Task statement
Every entry has to be output exactly, with none skipped.

Dataset
● ● ●

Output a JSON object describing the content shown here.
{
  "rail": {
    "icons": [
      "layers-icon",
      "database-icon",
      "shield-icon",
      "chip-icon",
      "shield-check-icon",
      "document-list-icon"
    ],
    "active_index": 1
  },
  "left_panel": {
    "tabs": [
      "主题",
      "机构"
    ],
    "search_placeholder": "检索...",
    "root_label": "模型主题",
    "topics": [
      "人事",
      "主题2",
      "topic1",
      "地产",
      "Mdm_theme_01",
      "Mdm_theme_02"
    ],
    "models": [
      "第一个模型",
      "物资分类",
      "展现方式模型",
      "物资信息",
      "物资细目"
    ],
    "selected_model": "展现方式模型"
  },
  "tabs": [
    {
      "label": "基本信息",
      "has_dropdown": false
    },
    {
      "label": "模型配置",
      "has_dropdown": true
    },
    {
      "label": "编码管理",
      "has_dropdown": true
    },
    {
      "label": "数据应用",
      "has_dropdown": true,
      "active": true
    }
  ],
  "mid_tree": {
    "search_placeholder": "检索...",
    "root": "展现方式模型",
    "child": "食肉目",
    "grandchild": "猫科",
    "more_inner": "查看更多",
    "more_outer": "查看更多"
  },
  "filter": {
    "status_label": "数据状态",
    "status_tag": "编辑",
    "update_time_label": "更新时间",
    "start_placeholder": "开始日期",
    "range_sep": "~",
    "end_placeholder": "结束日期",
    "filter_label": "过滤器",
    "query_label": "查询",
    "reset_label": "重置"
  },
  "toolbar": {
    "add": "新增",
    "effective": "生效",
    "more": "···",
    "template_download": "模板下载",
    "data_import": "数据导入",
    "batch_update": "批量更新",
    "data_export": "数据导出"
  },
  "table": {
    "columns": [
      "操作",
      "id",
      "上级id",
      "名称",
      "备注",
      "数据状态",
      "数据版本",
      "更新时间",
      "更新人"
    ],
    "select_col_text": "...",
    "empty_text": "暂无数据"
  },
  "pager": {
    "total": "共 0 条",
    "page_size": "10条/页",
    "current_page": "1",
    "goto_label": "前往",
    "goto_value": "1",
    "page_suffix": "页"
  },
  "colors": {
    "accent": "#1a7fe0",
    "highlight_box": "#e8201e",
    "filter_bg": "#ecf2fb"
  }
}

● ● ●

Solution
Output a JSON object describing the content shown here.
{
  "rail": {
    "icons": [
      "layers-icon",
      "database-icon",
      "shield-icon",
      "chip-icon",
      "shield-check-icon",
      "document-list-icon"
    ],
    "active_index": 1
  },
  "left_panel": {
    "tabs": [
      "主题",
      "机构"
    ],
    "search_placeholder": "检索...",
    "root_label": "模型主题",
    "topics": [
      "人事",
      "主题2",
      "topic1",
      "地产",
      "Mdm_theme_01",
      "Mdm_theme_02"
    ],
    "models": [
      "第一个模型",
      "物资分类",
      "展现方式模型",
      "物资信息",
      "物资细目"
    ],
    "selected_model": "展现方式模型"
  },
  "tabs": [
    {
      "label": "基本信息",
      "has_dropdown": false
    },
    {
      "label": "模型配置",
      "has_dropdown": true
    },
    {
      "label": "编码管理",
      "has_dropdown": true
    },
    {
      "label": "数据应用",
      "has_dropdown": true,
      "active": true
    }
  ],
  "mid_tree": {
    "search_placeholder": "检索...",
    "root": "展现方式模型",
    "child": "食肉目",
    "grandchild": "猫科",
    "more_inner": "查看更多",
    "more_outer": "查看更多"
  },
  "filter": {
    "status_label": "数据状态",
    "status_tag": "编辑",
    "update_time_label": "更新时间",
    "start_placeholder": "开始日期",
    "range_sep": "~",
    "end_placeholder": "结束日期",
    "filter_label": "过滤器",
    "query_label": "查询",
    "reset_label": "重置"
  },
  "toolbar": {
    "add": "新增",
    "effective": "生效",
    "more": "···",
    "template_download": "模板下载",
    "data_import": "数据导入",
    "batch_update": "批量更新",
    "data_export": "数据导出"
  },
  "table": {
    "columns": [
      "操作",
      "id",
      "上级id",
      "名称",
      "备注",
      "数据状态",
      "数据版本",
      "更新时间",
      "更新人"
    ],
    "select_col_text": "...",
    "empty_text": "暂无数据"
  },
  "pager": {
    "total": "共 0 条",
    "page_size": "10条/页",
    "current_page": "1",
    "goto_label": "前往",
    "goto_value": "1",
    "page_suffix": "页"
  },
  "colors": {
    "accent": "#1a7fe0",
    "highlight_box": "#e8201e",
    "filter_bg": "#ecf2fb"
  }
}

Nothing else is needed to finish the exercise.